MR. HUBBARD: Well, I mean, you've got a couple of hypotheticals piled on there, so it makes it difficult to give you a detailed answer. You know, the crack on the last fiberglass test was very, very apparent. The crack on the RCC panel six was less apparent, but it was there. And if you took the time to look at it, you could see it. You know, you had to be reasonably close, but it was visible to the naked eye.

MS. DUNN: And so, you're saying that a space walker would be able to (inaudible)?

MR. HUBBARD: I'm – I don't want to speak for the astronaut corps here, you know. I can tell you what I saw, but, you know, cracks that are an inch long or so are something that you can walk up and see. It's not anything hidden under the surface.

MS. BROWN: Okay. Todd?

MR. HALVORSON: Todd Halvorson of Florida Today, and this may be a stupid question, but it seems to me that the – like the larger cracks and damage that you have found have been on – internally, on the inside of the RCC. Is that correct?

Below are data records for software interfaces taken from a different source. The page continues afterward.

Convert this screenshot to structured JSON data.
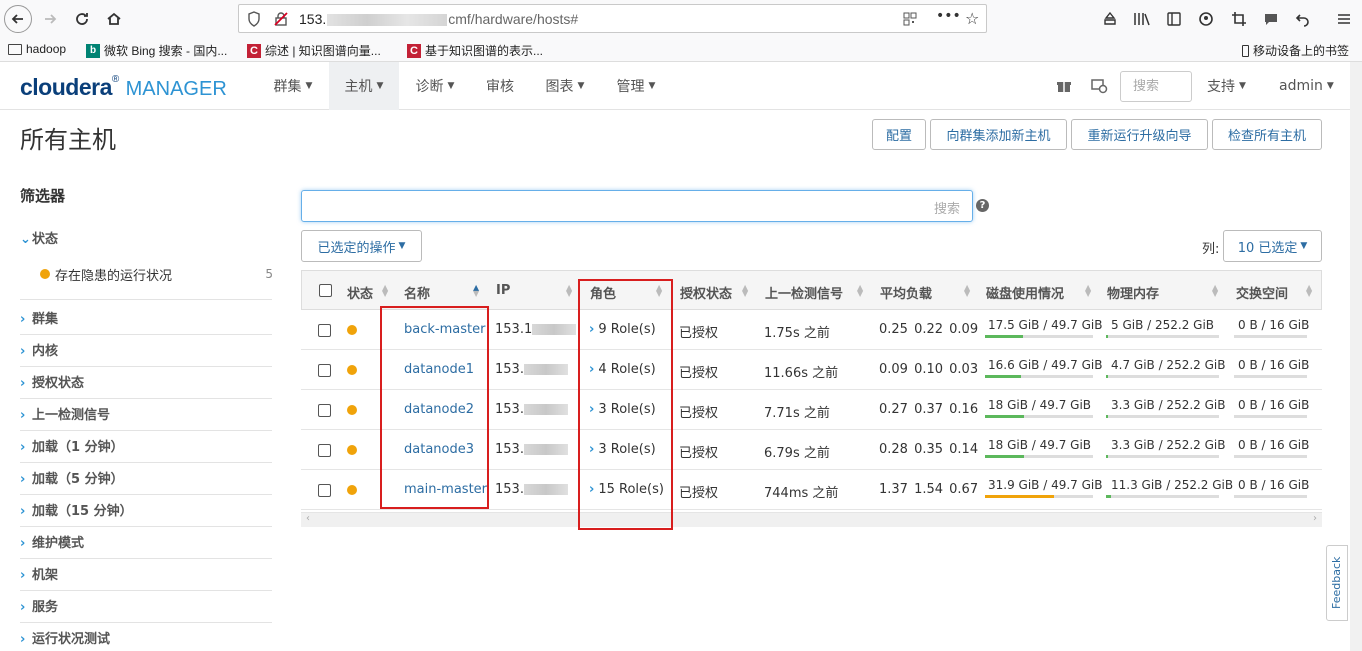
{
  "browser": {
    "url_prefix": "153.",
    "url_path": "cmf/hardware/hosts#",
    "bookmarks": [
      "hadoop",
      "微软 Bing 搜索 - 国内...",
      "综述 | 知识图谱向量...",
      "基于知识图谱的表示..."
    ],
    "mobile_bookmarks": "移动设备上的书签"
  },
  "header": {
    "logo_main": "cloudera",
    "logo_sub": "MANAGER",
    "menu": [
      "群集",
      "主机",
      "诊断",
      "审核",
      "图表",
      "管理"
    ],
    "search_placeholder": "搜索",
    "support": "支持",
    "user": "admin"
  },
  "page": {
    "title": "所有主机",
    "buttons": [
      "配置",
      "向群集添加新主机",
      "重新运行升级向导",
      "检查所有主机"
    ]
  },
  "filters": {
    "title": "筛选器",
    "status_group": "状态",
    "status_item": "存在隐患的运行状况",
    "status_count": "5",
    "groups": [
      "群集",
      "内核",
      "授权状态",
      "上一检测信号",
      "加载（1 分钟）",
      "加载（5 分钟）",
      "加载（15 分钟）",
      "维护模式",
      "机架",
      "服务",
      "运行状况测试"
    ]
  },
  "toolbar": {
    "search_placeholder": "搜索",
    "help": "?",
    "actions_label": "已选定的操作",
    "columns_label": "列:",
    "columns_button": "10 已选定"
  },
  "table": {
    "headers": [
      "状态",
      "名称",
      "IP",
      "角色",
      "授权状态",
      "上一检测信号",
      "平均负载",
      "磁盘使用情况",
      "物理内存",
      "交换空间"
    ],
    "rows": [
      {
        "name": "back-master",
        "ip_prefix": "153.1",
        "roles": "9 Role(s)",
        "auth": "已授权",
        "heartbeat": "1.75s 之前",
        "load": "0.25  0.22  0.09",
        "disk": "17.5 GiB / 49.7 GiB",
        "disk_frac": 0.35,
        "mem": "5 GiB / 252.2 GiB",
        "mem_frac": 0.02,
        "swap": "0 B / 16 GiB"
      },
      {
        "name": "datanode1",
        "ip_prefix": "153.",
        "roles": "4 Role(s)",
        "auth": "已授权",
        "heartbeat": "11.66s 之前",
        "load": "0.09  0.10  0.03",
        "disk": "16.6 GiB / 49.7 GiB",
        "disk_frac": 0.33,
        "mem": "4.7 GiB / 252.2 GiB",
        "mem_frac": 0.02,
        "swap": "0 B / 16 GiB"
      },
      {
        "name": "datanode2",
        "ip_prefix": "153.",
        "roles": "3 Role(s)",
        "auth": "已授权",
        "heartbeat": "7.71s 之前",
        "load": "0.27  0.37  0.16",
        "disk": "18 GiB / 49.7 GiB",
        "disk_frac": 0.36,
        "mem": "3.3 GiB / 252.2 GiB",
        "mem_frac": 0.01,
        "swap": "0 B / 16 GiB"
      },
      {
        "name": "datanode3",
        "ip_prefix": "153.",
        "roles": "3 Role(s)",
        "auth": "已授权",
        "heartbeat": "6.79s 之前",
        "load": "0.28  0.35  0.14",
        "disk": "18 GiB / 49.7 GiB",
        "disk_frac": 0.36,
        "mem": "3.3 GiB / 252.2 GiB",
        "mem_frac": 0.01,
        "swap": "0 B / 16 GiB"
      },
      {
        "name": "main-master",
        "ip_prefix": "153.",
        "roles": "15 Role(s)",
        "auth": "已授权",
        "heartbeat": "744ms 之前",
        "load": "1.37  1.54  0.67",
        "disk": "31.9 GiB / 49.7 GiB",
        "disk_frac": 0.64,
        "mem": "11.3 GiB / 252.2 GiB",
        "mem_frac": 0.04,
        "swap": "0 B / 16 GiB"
      }
    ]
  },
  "colors": {
    "link": "#2d6da3",
    "accent": "#2d93d3",
    "warning_dot": "#f0a30a",
    "disk_bar_ok": "#5cb85c",
    "disk_bar_warn": "#f0a30a",
    "highlight_box": "#d81e1e"
  },
  "feedback_label": "Feedback"
}
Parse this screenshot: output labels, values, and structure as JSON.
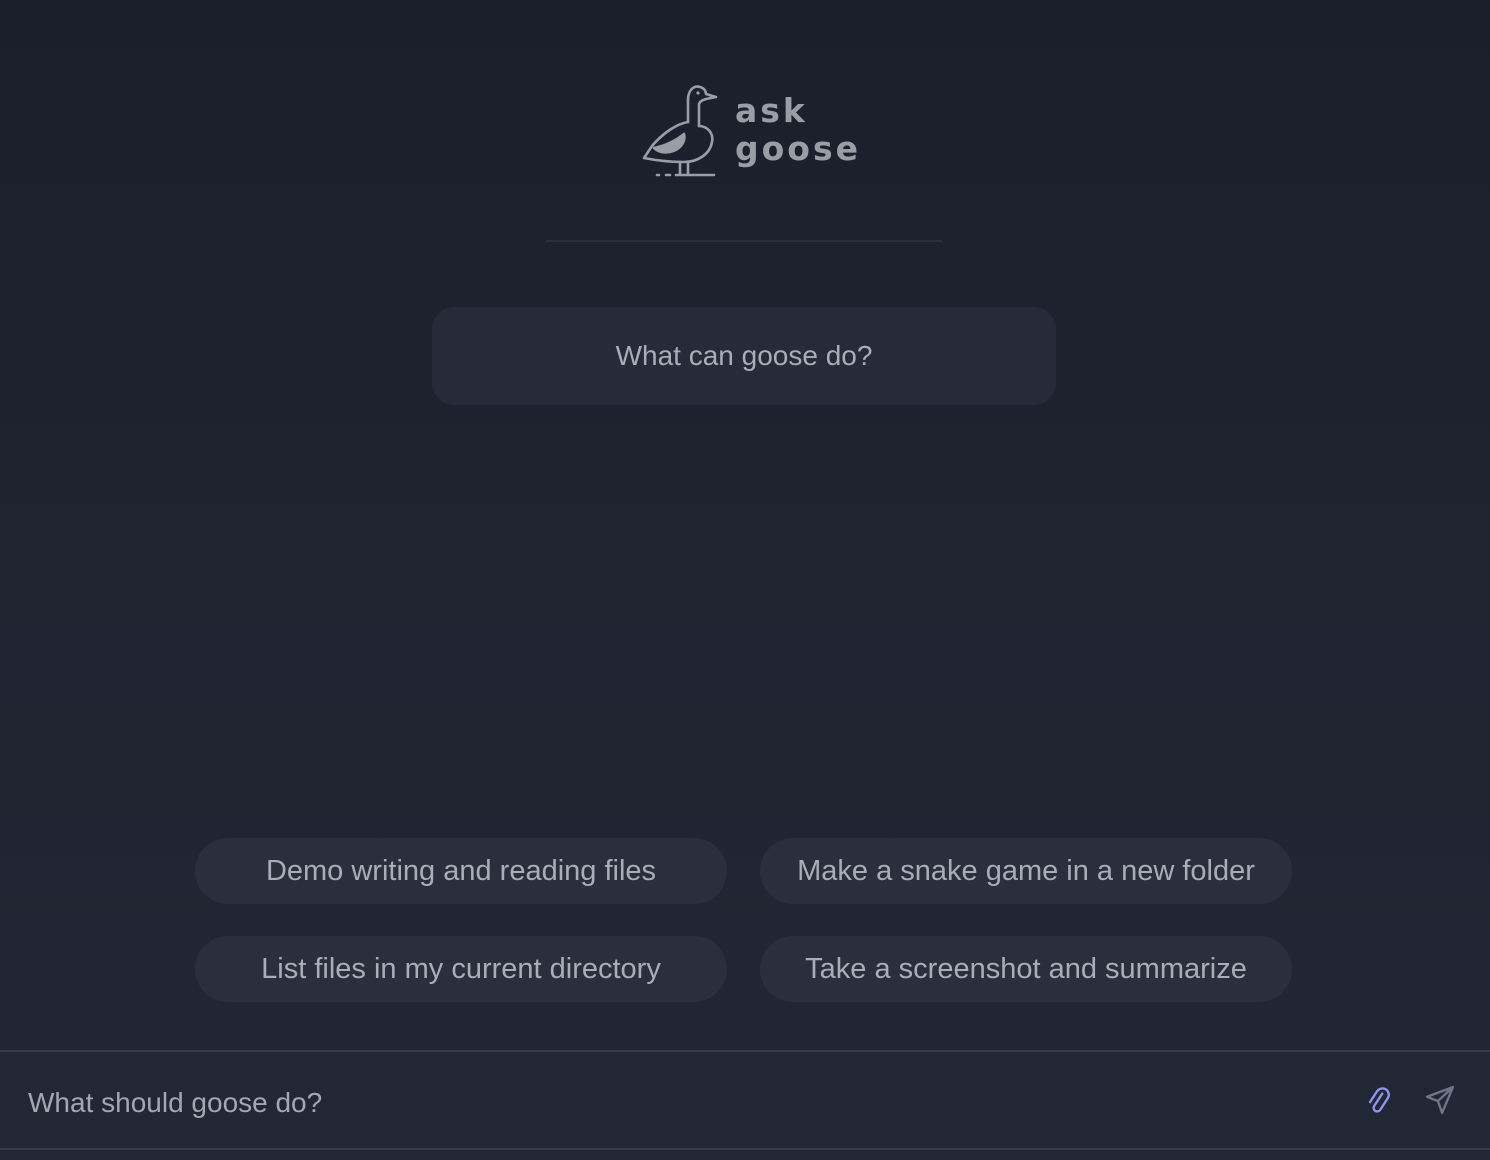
{
  "logo": {
    "line1": "ask",
    "line2": "goose",
    "icon": "goose-icon"
  },
  "hero": {
    "label": "What can goose do?"
  },
  "suggestions": [
    {
      "label": "Demo writing and reading files"
    },
    {
      "label": "Make a snake game in a new folder"
    },
    {
      "label": "List files in my current directory"
    },
    {
      "label": "Take a screenshot and summarize"
    }
  ],
  "input": {
    "placeholder": "What should goose do?",
    "value": ""
  },
  "icons": {
    "attach": "paperclip-icon",
    "send": "send-icon"
  },
  "colors": {
    "background": "#1f2431",
    "card": "#262b39",
    "pill": "#2a2f3d",
    "text": "#a9adb6",
    "attach_accent": "#8e95f0"
  }
}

MR. HUBBARD: The one RCC test that we've done on panel six, there was a three-quarters of an inch, or an inch or so, visible on the surface. And then, when we took the panel off and looked underneath, we found that it continued all the way around, you know, for a total length of about 5-1/2 inches. Now, cracks that we've seen with these recent adjustments of the clocking angle and of hitting lower down have been seven inches long on the outside. So, I think it's too – I think you need to – you know, I would stay tuned to see what happens on panel eight.

MS. BROWN: Okay, I think that's it. Did I miss anybody? Okay. Thank you very much. Thanks for all your patience, and the next press briefing is July 8th, and it's going to be earlier in the day than we usually have them. It's going to be at 10:00 a.m. instead of 1:00 p.m.


Back to Event
Privacy Policy Disclaimer Accessibility